It’s certainly not the time for retailers to rest on their laurels or stick to what were once proven methods.
Global players are facing escalating operating pressures as they transition to a changing structural landscape, one that has a huge impact on profitability and margins and pushes them to be more nimble with regards to inventory management.
“Retailers that continue to drive efficiency in their supply chains to service demand swiftly while minimizing inventory investment will deal with increasing margin pressure more effectively. Changing demand patterns have made it difficult for companies with long purchasing lead times to be nimble,” Christina Boni, vice president and senior credit officer at Moody’s Investors Service, said.
“Retailers will have to predict demand more effectively and have shorter lead times to secure product,” she added. “This will involve increasing product availability and speed of delivery while maintaining lower inventory levels. Retailers will also need to partner more with vendors to increase direct shipment, speed and product breadth.”

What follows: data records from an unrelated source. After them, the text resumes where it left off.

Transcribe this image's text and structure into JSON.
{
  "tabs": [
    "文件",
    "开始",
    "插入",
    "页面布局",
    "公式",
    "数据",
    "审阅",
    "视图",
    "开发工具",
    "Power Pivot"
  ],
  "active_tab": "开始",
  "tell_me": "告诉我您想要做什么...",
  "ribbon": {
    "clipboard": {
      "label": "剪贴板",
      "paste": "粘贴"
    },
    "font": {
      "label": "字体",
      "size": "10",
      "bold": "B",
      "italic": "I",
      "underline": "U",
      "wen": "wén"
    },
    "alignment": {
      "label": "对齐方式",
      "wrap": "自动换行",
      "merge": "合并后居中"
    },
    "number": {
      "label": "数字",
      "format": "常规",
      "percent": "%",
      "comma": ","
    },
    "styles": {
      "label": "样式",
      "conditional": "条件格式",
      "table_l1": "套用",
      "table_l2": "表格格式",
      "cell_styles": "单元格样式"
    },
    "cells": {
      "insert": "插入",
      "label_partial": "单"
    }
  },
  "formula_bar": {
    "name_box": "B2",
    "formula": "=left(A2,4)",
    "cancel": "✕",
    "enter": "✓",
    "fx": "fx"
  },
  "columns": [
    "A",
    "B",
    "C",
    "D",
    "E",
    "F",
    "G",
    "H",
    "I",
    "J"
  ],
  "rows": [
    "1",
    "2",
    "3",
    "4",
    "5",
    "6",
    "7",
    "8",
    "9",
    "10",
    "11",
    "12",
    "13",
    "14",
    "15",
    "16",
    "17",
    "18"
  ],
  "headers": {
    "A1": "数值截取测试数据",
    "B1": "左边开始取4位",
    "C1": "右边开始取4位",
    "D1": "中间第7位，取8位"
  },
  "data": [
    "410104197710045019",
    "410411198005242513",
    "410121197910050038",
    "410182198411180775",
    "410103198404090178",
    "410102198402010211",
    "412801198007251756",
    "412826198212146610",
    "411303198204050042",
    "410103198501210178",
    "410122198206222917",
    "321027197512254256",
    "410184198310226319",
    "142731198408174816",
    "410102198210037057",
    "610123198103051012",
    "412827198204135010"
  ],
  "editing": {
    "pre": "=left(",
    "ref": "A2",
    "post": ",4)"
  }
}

According to Boni, the industry is facing change that is “moving like a wildfire through U.S. and European retail, fueled by the pandemic and companies are struggling to adapt.” Further, shelter-in-place orders and a more tech-savvy and educated customer is emerging.
“In the U.S. and U.K. at least, we expect online sales as a percentage of total retail sales to surge above 25 percent over the next five years, forcing many companies to reduce expenses in order to offset the cost of supporting expanding demand for online shopping,” Boni said.
Before the coronavirus outbreak, retailers had started to mine customer data and personalize interactions, but now it has become an essential tool to mitigate the pressure on operating margins. Companies are fine-tuning marketing to use promotional dollars in a more targeted manner. However, there are still too many dollars being spent on markdown promotions that fail to convert customers. Retailers facing severe operating margin pressures will have to mine their data and leverage algorithms to customize pricing and merchandise assortments to offset those pressures.
The new normal retail landscape is forcing retailers to adapt as they deal with online shopping converts and added delivery costs that impact their bottom lines, a Moody’s special report concluded in its “Credit After Covid” series. The report, “Pandemic is forcing retail to accelerate its transformation,” from Moody’s eight-member retail credit analyst team predicts that in five years there will be far fewer stores and that profit margin pressures will only intensify.
Specifically, mall footprints will shrink more than 20 percent, with more store closures in the U.S. even in stronger malls. In Europe, where the retail sector is more fragmented, online sales growth will register 15 percent of total sales, compared with just 10 percent before COVID-19. That means that global retailers that have differentiated product, scale and financial flexibility will have a better shot at surviving.
The analysts concluded that much of the requisite strategies to adapt were already being considered by retailers, who were still years away from fully implementing their transformation plans. With the onset of COVID-19, retailers will need to scramble to play catch-up. Operating income is expected to plunge 25 to 30 percent in 2020, with retailers in apparel, off-price, specialty and the department store sectors the hardest hit.
“Digital now enables consumers to explore, check inventory availability and price compare in a much faster way, which forces more competitive pricing. We believe consumers will continue to shop at malls to enjoy the communal experience, in-person customer service and merchandise contact. To keep these customers engaged, higher-tier malls have been investing heavily to improve the in-store experience, for instance introducing more dining and entertainment,” the analysts concluded.